The Kern Canyon Ranger Station in Sequoia National Forest in California looks like a giant baked potato.
Forest rangers there have resorted to some unorthodox methods to protect buildings from the approaching wildfires, according to the New York Post.
California National Forest Rangers Explain the Process
The U.S. Forest Service shared a handful of photos and on-the-ground accounts on social media documenting their efforts to save structures from the SQF Complex Fire. On Facebook, a firefighter offered his perspective on the idea behind the process.
“The main structure stood tall in the center of the clearing, sparkling and reflecting the sunlight,” the firefighter wrote. “A truly incredible sight. It had been entirely wrapped and secured in structure-wrap (similar looking to aluminum foil).”
On Sunday, California reached a major and devastating milestone. Four million acres have burned across the state this year. And, not to mention, two months remain in what officials call the fire season.
At least 31 people have died in the state in wildfires this year. Furthermore, more than 8,454 structures have burned down.
CalFire announced on Sunday that over 8,200 wildfires have struck California since the beginning of the year. Roughly 16,500 firefighters are at work. They are still battling 23 major wildfires currently blazing across the state.
More than 1,400 firefighters are currently pushing back the SQF Complex Fire.
On Sunday, CalFire warned that temperatures would remain high across the state. But officials expect a cooling trend to set in over the course of the week, with temperatures dropping each day, the Post reported.
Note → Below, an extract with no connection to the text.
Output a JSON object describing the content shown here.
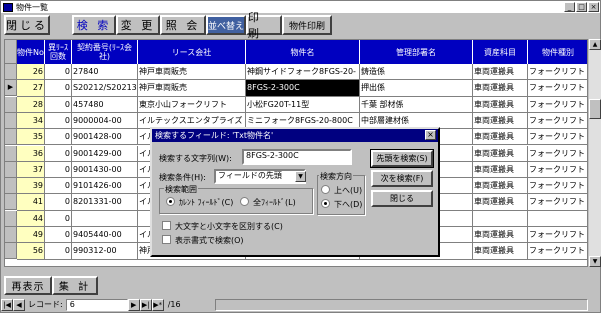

“More seasonal temperatures expected by the end of the week, with a chance of some precipitation in the most northern part of the state,” CalFire said.